[[ PROVIDED DATA, beginning ]]

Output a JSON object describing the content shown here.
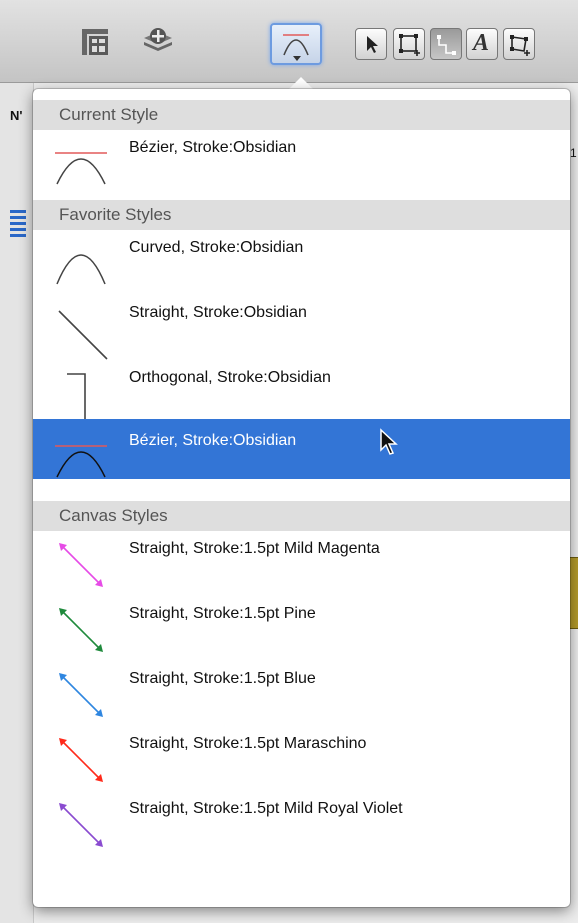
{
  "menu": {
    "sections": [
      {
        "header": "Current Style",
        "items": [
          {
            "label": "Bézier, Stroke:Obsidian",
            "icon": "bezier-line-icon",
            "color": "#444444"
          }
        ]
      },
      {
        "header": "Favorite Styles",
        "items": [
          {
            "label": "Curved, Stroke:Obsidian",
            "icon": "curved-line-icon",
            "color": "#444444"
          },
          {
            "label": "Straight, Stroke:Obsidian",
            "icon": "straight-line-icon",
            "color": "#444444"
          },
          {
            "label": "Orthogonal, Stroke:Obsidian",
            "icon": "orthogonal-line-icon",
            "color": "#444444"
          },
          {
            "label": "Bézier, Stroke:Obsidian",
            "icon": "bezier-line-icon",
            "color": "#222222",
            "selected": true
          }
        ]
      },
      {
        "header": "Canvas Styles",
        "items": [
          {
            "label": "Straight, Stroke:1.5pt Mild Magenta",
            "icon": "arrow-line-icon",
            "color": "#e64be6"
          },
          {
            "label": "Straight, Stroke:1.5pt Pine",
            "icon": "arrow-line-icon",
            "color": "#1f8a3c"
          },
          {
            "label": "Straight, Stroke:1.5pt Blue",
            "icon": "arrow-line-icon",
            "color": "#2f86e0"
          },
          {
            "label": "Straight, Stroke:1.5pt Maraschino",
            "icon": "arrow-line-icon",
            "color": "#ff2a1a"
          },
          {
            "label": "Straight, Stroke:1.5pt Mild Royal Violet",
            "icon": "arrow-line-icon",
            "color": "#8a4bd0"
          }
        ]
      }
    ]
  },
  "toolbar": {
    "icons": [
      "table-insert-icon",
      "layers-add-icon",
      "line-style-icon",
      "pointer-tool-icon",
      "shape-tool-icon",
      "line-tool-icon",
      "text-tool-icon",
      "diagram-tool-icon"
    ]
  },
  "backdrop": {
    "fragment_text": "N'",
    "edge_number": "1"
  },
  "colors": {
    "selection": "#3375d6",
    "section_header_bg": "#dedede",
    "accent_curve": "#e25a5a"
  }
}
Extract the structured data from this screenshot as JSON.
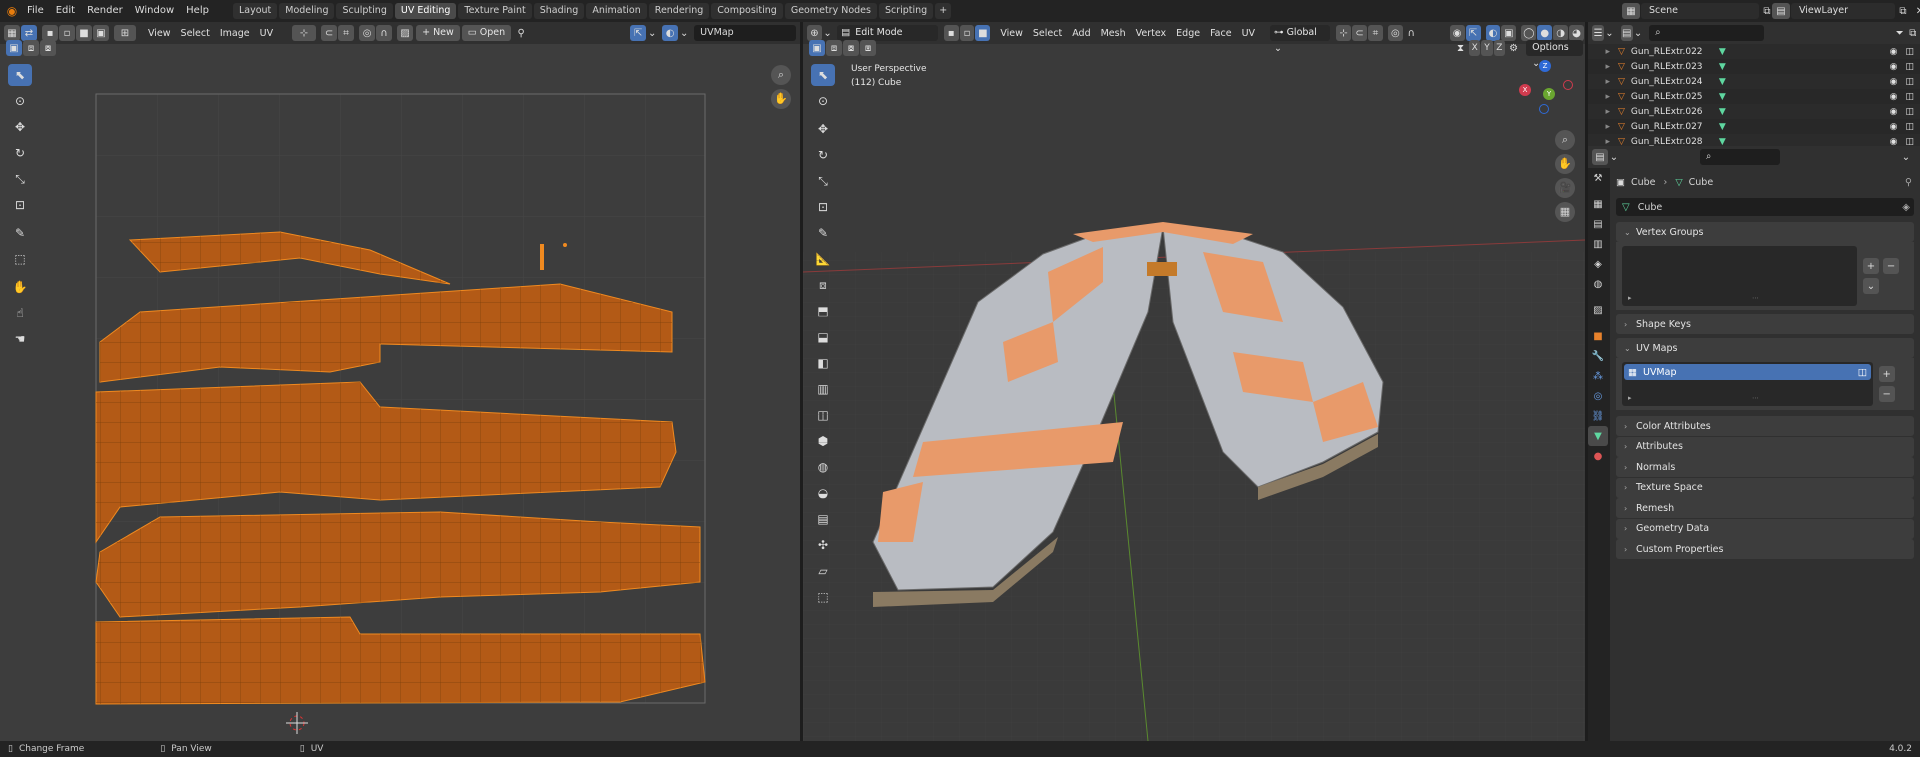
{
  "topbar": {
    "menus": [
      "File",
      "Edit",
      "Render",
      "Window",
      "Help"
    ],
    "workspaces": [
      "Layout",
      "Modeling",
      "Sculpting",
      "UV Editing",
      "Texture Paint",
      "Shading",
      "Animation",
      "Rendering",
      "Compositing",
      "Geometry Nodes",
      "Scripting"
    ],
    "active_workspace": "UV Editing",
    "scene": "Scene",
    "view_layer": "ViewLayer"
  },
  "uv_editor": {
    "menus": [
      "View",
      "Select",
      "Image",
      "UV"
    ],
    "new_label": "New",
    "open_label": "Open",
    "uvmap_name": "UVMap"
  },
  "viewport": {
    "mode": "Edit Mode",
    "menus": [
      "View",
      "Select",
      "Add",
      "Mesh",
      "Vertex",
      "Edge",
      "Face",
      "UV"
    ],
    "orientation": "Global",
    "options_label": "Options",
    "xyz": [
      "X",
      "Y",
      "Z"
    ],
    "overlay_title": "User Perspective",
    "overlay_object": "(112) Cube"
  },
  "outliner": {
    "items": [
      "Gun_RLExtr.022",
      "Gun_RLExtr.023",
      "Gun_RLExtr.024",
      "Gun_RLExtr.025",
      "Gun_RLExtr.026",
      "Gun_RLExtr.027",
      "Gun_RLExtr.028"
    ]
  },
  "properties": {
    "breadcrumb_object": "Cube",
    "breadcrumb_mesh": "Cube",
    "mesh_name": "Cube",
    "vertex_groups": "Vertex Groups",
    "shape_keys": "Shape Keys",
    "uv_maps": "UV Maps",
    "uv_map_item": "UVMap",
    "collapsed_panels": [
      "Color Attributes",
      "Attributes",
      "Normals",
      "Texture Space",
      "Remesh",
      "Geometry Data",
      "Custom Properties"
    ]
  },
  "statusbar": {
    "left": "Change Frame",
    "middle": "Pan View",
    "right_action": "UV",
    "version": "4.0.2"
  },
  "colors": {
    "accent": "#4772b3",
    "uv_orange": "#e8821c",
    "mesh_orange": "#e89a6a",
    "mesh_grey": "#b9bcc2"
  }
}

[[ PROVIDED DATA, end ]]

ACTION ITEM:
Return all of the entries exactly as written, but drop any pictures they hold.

FINISHED EXERCISE:
Output a JSON object describing the content shown here.
{
  "menu": {
    "sections": [
      {
        "header": "Current Style",
        "items": [
          {
            "label": "Bézier, Stroke:Obsidian",
            "icon": "bezier-line-icon",
            "color": "#444444"
          }
        ]
      },
      {
        "header": "Favorite Styles",
        "items": [
          {
            "label": "Curved, Stroke:Obsidian",
            "icon": "curved-line-icon",
            "color": "#444444"
          },
          {
            "label": "Straight, Stroke:Obsidian",
            "icon": "straight-line-icon",
            "color": "#444444"
          },
          {
            "label": "Orthogonal, Stroke:Obsidian",
            "icon": "orthogonal-line-icon",
            "color": "#444444"
          },
          {
            "label": "Bézier, Stroke:Obsidian",
            "icon": "bezier-line-icon",
            "color": "#222222",
            "selected": true
          }
        ]
      },
      {
        "header": "Canvas Styles",
        "items": [
          {
            "label": "Straight, Stroke:1.5pt Mild Magenta",
            "icon": "arrow-line-icon",
            "color": "#e64be6"
          },
          {
            "label": "Straight, Stroke:1.5pt Pine",
            "icon": "arrow-line-icon",
            "color": "#1f8a3c"
          },
          {
            "label": "Straight, Stroke:1.5pt Blue",
            "icon": "arrow-line-icon",
            "color": "#2f86e0"
          },
          {
            "label": "Straight, Stroke:1.5pt Maraschino",
            "icon": "arrow-line-icon",
            "color": "#ff2a1a"
          },
          {
            "label": "Straight, Stroke:1.5pt Mild Royal Violet",
            "icon": "arrow-line-icon",
            "color": "#8a4bd0"
          }
        ]
      }
    ]
  },
  "toolbar": {
    "icons": [
      "table-insert-icon",
      "layers-add-icon",
      "line-style-icon",
      "pointer-tool-icon",
      "shape-tool-icon",
      "line-tool-icon",
      "text-tool-icon",
      "diagram-tool-icon"
    ]
  },
  "backdrop": {
    "fragment_text": "N'",
    "edge_number": "1"
  },
  "colors": {
    "selection": "#3375d6",
    "section_header_bg": "#dedede",
    "accent_curve": "#e25a5a"
  }
}
Extract the structured data from this screenshot as JSON.
{
  "topbar": {
    "menus": [
      "File",
      "Edit",
      "Render",
      "Window",
      "Help"
    ],
    "workspaces": [
      "Layout",
      "Modeling",
      "Sculpting",
      "UV Editing",
      "Texture Paint",
      "Shading",
      "Animation",
      "Rendering",
      "Compositing",
      "Geometry Nodes",
      "Scripting"
    ],
    "active_workspace": "UV Editing",
    "scene": "Scene",
    "view_layer": "ViewLayer"
  },
  "uv_editor": {
    "menus": [
      "View",
      "Select",
      "Image",
      "UV"
    ],
    "new_label": "New",
    "open_label": "Open",
    "uvmap_name": "UVMap"
  },
  "viewport": {
    "mode": "Edit Mode",
    "menus": [
      "View",
      "Select",
      "Add",
      "Mesh",
      "Vertex",
      "Edge",
      "Face",
      "UV"
    ],
    "orientation": "Global",
    "options_label": "Options",
    "xyz": [
      "X",
      "Y",
      "Z"
    ],
    "overlay_title": "User Perspective",
    "overlay_object": "(112) Cube"
  },
  "outliner": {
    "items": [
      "Gun_RLExtr.022",
      "Gun_RLExtr.023",
      "Gun_RLExtr.024",
      "Gun_RLExtr.025",
      "Gun_RLExtr.026",
      "Gun_RLExtr.027",
      "Gun_RLExtr.028"
    ]
  },
  "properties": {
    "breadcrumb_object": "Cube",
    "breadcrumb_mesh": "Cube",
    "mesh_name": "Cube",
    "vertex_groups": "Vertex Groups",
    "shape_keys": "Shape Keys",
    "uv_maps": "UV Maps",
    "uv_map_item": "UVMap",
    "collapsed_panels": [
      "Color Attributes",
      "Attributes",
      "Normals",
      "Texture Space",
      "Remesh",
      "Geometry Data",
      "Custom Properties"
    ]
  },
  "statusbar": {
    "left": "Change Frame",
    "middle": "Pan View",
    "right_action": "UV",
    "version": "4.0.2"
  },
  "colors": {
    "accent": "#4772b3",
    "uv_orange": "#e8821c",
    "mesh_orange": "#e89a6a",
    "mesh_grey": "#b9bcc2"
  }
}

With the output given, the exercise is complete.